DataStax now has over 500 paying customers and 420 employees, and has raised $189.7 million in venture capital to fund its growth and its expansion into the enterprise. For commercial users who pay DataStax for tech support, Cassandra is finding its way into new mobile applications or telemetry applications collectively called the Internet of Things; some SaaS applications that are made to run at scale are also choosing Cassandra as one of their databases. Another emerging niche, says Pfeil, is as a replacement for Oracle databases and even Oracle RAC clusters.
“The number one motivation for choosing Cassandra is not related to cost,” Pfeil tells us. “It is usually driven by the fact that they want to do something with their application that can’t be supported by the relational database.” Just, as it turns out, happened with Facebook all those years ago. With commodity storage prices falling so fast in the past couple of years, companies can now contemplate keeping more data and doing more things with it than they would have in the past, and so they are experimenting as well as building new applications that are driven by all this data to help them better serve customers and therefore drive revenues and profits.
Pfeil says that the market is splitting, with Hadoop taking a big bite out of traditional data warehousing and analytics running on relational databases and tools like Cassandra, MongoDB, and Couchbase taking a bit out of transaction processing running on relational databases.
The typical DSE customer, says Pfeil, has clusters that use two-socket Xeon servers with maybe 12 to 24 cores, 128 GB of main memory, and somewhere in the low terabytes of disk capacity. Companies are increasingly using a mix of spinning disk and flash for their Cassandra databases, which can move the hot data to flash and the colder data to disk to improve performance.
Because Cassandra is not particularly compute intensive (even though it is written in Java), DataStax wants to push this the economics as hard as it can and has just finished up some benchmark tests that pit DSE running on a cluster of Hewlett-Packard ProLiant DL380 servers against an Moonshot hyperscale system with m710 nodes. The DL380s are rack machines based on Xeon E5 v3 processors, while the m710s are microservers based on Xeon E3 v3 processors.
Pfeil says that on a workload that was a mix of four reads for every write, 45 single-socket ProLiant m710 cartridges were able to do the same work as 77 two-socket ProLiant DL380 rack servers. The Moonshot chassis took up 4.3U of rack space, while the ProLiant DL380s took up a total of 154U across multiple racks. Over a three-year term, the Moonshot setup had a 66 percent lower total cost of ownership and consumed 90 percent less power. Savings also came through 98 percent less cabling and 75 percent less floor space in the datacenter. Mind you, we realize that there are denser machines that a standard 2U rack server with two processor sockets.
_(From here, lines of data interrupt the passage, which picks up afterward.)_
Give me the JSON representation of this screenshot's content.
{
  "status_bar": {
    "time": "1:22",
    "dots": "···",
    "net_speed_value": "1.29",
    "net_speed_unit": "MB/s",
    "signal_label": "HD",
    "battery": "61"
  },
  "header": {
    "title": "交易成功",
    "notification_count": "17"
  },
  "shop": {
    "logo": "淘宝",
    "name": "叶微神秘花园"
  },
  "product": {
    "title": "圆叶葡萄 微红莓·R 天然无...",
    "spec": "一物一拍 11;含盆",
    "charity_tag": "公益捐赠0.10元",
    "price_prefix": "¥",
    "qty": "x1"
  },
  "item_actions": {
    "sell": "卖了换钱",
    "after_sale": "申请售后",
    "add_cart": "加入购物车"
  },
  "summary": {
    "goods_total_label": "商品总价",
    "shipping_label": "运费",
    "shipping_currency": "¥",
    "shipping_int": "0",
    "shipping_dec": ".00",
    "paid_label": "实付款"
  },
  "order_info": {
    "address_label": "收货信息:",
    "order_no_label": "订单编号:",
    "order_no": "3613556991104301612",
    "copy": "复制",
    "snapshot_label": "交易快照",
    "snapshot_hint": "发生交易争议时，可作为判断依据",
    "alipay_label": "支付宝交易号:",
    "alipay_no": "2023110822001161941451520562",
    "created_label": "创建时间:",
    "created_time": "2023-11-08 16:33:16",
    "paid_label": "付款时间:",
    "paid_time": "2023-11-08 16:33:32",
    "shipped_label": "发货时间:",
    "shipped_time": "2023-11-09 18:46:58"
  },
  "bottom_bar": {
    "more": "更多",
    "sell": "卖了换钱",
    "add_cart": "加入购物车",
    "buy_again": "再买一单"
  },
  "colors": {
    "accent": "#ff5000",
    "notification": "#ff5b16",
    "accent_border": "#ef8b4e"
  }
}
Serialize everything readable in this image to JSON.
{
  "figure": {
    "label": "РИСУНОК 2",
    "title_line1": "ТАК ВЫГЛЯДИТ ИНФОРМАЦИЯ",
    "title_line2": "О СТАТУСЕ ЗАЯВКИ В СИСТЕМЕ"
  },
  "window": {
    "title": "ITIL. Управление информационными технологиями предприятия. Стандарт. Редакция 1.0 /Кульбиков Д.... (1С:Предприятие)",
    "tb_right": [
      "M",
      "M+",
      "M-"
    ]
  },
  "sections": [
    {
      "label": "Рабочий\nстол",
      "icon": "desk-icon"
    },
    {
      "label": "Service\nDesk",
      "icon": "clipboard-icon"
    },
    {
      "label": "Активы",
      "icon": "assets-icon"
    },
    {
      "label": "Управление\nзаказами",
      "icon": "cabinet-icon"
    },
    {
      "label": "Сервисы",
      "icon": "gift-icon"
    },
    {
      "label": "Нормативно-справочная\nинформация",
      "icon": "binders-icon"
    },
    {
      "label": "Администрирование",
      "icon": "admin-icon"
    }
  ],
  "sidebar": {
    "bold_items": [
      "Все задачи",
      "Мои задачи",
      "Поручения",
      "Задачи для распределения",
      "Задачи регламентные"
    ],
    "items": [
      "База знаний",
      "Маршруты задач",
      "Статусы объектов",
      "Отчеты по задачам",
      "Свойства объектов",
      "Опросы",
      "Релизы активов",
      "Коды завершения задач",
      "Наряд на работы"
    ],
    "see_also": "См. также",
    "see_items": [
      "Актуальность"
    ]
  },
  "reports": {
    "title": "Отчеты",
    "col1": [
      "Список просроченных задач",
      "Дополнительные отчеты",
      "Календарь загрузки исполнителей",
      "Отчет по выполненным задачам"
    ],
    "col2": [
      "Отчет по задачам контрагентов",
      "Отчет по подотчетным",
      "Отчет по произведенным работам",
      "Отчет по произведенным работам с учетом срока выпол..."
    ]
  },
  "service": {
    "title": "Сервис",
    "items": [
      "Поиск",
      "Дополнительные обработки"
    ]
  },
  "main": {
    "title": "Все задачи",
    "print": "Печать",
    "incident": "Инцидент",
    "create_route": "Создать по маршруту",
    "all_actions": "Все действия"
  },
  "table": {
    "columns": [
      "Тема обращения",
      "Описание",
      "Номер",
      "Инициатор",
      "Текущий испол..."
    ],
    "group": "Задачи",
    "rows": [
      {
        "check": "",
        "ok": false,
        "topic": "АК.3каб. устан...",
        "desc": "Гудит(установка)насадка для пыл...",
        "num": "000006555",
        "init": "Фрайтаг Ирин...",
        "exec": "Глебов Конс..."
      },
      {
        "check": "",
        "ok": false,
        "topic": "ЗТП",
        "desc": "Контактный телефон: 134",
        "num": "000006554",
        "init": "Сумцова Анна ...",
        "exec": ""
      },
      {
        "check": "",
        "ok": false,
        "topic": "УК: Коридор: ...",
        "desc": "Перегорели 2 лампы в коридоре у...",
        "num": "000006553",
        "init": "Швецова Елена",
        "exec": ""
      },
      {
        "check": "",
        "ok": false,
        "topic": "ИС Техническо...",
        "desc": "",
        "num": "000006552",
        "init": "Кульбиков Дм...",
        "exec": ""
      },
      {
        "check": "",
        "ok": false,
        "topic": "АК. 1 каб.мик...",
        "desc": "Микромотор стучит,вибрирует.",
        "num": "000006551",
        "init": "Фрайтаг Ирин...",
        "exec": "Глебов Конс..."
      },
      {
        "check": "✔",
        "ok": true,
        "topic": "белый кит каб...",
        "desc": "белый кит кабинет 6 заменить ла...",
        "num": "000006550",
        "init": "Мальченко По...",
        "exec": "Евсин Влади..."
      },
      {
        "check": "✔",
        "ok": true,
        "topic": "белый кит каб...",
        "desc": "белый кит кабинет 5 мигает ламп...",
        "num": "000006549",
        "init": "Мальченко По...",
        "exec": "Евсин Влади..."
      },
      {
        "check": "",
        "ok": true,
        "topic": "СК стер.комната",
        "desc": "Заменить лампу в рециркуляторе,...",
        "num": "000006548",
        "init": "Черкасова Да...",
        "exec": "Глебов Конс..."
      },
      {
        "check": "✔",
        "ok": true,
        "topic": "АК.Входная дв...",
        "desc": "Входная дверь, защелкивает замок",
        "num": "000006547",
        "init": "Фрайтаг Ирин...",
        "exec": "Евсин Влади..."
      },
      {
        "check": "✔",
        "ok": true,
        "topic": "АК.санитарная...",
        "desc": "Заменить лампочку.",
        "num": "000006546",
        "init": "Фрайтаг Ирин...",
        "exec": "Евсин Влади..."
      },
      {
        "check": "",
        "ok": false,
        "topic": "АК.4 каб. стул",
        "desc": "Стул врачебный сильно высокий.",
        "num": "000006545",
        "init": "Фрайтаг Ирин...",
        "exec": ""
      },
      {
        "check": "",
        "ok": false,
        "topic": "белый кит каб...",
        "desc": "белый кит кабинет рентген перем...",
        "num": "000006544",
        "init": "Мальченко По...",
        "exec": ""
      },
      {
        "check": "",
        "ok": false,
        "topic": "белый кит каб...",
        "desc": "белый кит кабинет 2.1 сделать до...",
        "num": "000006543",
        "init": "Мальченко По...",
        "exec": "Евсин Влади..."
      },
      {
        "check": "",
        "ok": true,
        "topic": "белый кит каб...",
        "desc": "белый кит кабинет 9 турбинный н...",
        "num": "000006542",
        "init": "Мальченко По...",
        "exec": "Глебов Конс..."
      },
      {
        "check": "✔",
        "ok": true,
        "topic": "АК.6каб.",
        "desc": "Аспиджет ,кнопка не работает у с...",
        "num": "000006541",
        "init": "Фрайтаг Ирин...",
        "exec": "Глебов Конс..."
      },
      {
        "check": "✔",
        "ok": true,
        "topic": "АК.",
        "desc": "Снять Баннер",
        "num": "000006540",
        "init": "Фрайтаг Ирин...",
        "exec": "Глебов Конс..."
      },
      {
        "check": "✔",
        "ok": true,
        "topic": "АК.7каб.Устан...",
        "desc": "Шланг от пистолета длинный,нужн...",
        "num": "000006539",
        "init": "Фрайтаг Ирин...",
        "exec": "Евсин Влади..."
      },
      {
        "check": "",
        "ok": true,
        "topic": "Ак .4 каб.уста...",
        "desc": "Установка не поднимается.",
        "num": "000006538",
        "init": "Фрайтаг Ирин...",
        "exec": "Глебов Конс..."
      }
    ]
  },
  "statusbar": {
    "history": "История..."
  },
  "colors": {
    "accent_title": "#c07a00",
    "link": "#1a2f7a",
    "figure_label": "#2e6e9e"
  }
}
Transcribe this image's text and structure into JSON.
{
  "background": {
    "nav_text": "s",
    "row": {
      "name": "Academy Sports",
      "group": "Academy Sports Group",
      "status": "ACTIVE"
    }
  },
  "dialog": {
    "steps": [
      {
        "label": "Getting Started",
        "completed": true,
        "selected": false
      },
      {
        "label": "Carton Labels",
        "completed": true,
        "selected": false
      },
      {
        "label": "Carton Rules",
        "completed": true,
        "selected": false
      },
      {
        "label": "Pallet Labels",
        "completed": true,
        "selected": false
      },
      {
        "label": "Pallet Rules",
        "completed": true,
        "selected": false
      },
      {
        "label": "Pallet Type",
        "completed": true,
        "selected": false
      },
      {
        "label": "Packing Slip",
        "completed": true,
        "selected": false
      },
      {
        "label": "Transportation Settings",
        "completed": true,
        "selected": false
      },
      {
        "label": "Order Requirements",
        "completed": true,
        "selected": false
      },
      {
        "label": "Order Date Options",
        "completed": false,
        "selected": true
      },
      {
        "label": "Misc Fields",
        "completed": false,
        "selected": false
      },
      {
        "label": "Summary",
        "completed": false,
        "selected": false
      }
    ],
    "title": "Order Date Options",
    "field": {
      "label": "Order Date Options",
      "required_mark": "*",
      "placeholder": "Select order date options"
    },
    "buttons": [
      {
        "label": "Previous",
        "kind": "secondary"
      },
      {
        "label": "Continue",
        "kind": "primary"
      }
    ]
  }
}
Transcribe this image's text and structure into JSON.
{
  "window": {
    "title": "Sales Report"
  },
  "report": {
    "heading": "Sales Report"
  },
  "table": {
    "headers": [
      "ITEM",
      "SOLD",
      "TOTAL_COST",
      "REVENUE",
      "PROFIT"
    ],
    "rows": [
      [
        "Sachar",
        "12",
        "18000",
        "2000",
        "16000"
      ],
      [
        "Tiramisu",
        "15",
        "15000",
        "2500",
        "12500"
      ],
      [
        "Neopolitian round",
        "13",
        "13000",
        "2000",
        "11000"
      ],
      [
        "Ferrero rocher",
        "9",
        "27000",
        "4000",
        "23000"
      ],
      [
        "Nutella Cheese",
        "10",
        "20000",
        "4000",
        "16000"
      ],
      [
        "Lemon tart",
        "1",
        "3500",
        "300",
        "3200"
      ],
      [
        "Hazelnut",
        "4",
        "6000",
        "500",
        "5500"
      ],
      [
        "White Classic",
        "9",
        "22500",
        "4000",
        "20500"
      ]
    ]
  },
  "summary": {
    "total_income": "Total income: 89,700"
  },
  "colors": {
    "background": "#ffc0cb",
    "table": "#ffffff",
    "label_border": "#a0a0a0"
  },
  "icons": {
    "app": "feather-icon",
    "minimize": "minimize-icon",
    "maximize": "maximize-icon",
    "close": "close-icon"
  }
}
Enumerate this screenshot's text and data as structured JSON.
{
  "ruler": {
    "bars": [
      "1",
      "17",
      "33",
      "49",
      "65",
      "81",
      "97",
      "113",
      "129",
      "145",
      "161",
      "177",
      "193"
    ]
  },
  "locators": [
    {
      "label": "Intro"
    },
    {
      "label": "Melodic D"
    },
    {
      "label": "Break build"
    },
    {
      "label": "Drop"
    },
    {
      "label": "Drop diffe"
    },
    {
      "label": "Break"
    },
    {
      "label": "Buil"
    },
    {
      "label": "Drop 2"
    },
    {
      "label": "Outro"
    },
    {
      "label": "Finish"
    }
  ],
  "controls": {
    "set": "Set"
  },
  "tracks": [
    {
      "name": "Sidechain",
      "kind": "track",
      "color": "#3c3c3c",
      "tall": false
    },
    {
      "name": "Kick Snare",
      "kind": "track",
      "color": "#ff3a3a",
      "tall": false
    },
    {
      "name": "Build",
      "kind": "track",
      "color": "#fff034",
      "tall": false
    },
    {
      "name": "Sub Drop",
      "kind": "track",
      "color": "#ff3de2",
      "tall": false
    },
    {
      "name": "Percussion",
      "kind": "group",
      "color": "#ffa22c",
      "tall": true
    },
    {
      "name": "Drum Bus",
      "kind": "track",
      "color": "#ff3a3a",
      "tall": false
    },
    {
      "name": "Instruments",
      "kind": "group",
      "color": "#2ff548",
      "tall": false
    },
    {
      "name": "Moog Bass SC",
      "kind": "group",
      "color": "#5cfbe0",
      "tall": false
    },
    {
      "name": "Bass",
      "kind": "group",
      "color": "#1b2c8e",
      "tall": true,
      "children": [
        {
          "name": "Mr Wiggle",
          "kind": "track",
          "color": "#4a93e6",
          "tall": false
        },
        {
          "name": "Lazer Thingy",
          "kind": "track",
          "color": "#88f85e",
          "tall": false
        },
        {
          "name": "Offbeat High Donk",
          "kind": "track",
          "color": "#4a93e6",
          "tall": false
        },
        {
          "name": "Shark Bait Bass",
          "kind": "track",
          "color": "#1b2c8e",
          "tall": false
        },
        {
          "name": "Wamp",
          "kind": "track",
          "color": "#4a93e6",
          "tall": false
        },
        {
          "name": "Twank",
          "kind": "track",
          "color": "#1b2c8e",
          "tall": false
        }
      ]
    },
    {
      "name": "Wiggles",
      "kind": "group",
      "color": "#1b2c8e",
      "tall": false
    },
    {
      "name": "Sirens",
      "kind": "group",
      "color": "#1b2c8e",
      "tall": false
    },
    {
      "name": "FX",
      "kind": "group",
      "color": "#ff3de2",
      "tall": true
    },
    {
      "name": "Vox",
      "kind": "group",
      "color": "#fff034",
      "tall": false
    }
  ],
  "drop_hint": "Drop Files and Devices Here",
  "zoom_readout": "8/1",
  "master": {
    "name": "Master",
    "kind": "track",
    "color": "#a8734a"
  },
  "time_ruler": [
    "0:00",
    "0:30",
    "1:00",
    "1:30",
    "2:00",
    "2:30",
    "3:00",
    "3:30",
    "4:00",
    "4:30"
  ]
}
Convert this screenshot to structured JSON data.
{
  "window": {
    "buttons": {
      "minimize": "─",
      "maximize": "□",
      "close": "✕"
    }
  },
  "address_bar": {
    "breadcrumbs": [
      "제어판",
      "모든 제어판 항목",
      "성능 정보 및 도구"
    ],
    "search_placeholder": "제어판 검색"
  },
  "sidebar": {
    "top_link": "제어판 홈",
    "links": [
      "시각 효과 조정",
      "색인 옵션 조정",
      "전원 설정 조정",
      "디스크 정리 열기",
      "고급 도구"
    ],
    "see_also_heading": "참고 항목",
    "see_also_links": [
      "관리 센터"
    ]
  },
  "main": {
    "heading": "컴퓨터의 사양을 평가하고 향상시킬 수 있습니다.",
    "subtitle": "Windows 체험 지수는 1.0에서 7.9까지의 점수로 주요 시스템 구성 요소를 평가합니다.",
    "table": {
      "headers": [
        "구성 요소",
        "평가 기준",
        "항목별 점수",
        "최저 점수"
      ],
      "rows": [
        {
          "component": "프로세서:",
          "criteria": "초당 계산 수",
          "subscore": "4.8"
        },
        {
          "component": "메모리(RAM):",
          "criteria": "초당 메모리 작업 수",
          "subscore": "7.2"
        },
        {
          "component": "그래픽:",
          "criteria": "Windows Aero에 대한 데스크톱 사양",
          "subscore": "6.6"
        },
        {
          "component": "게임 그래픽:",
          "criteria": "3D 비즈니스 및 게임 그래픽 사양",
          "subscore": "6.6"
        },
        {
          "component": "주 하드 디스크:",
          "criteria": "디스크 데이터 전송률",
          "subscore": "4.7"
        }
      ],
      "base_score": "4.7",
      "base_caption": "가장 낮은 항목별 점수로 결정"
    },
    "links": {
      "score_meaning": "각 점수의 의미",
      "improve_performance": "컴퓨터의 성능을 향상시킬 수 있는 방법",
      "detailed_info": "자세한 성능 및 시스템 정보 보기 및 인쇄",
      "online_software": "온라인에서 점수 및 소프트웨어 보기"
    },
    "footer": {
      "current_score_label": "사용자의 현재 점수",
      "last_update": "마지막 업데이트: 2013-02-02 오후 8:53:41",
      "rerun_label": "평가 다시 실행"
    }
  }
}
But it does illustrate the benefit of microservers for massively distributed workloads that can scale out across boxes as well as within boxes – and Cassandra is one of those such workloads.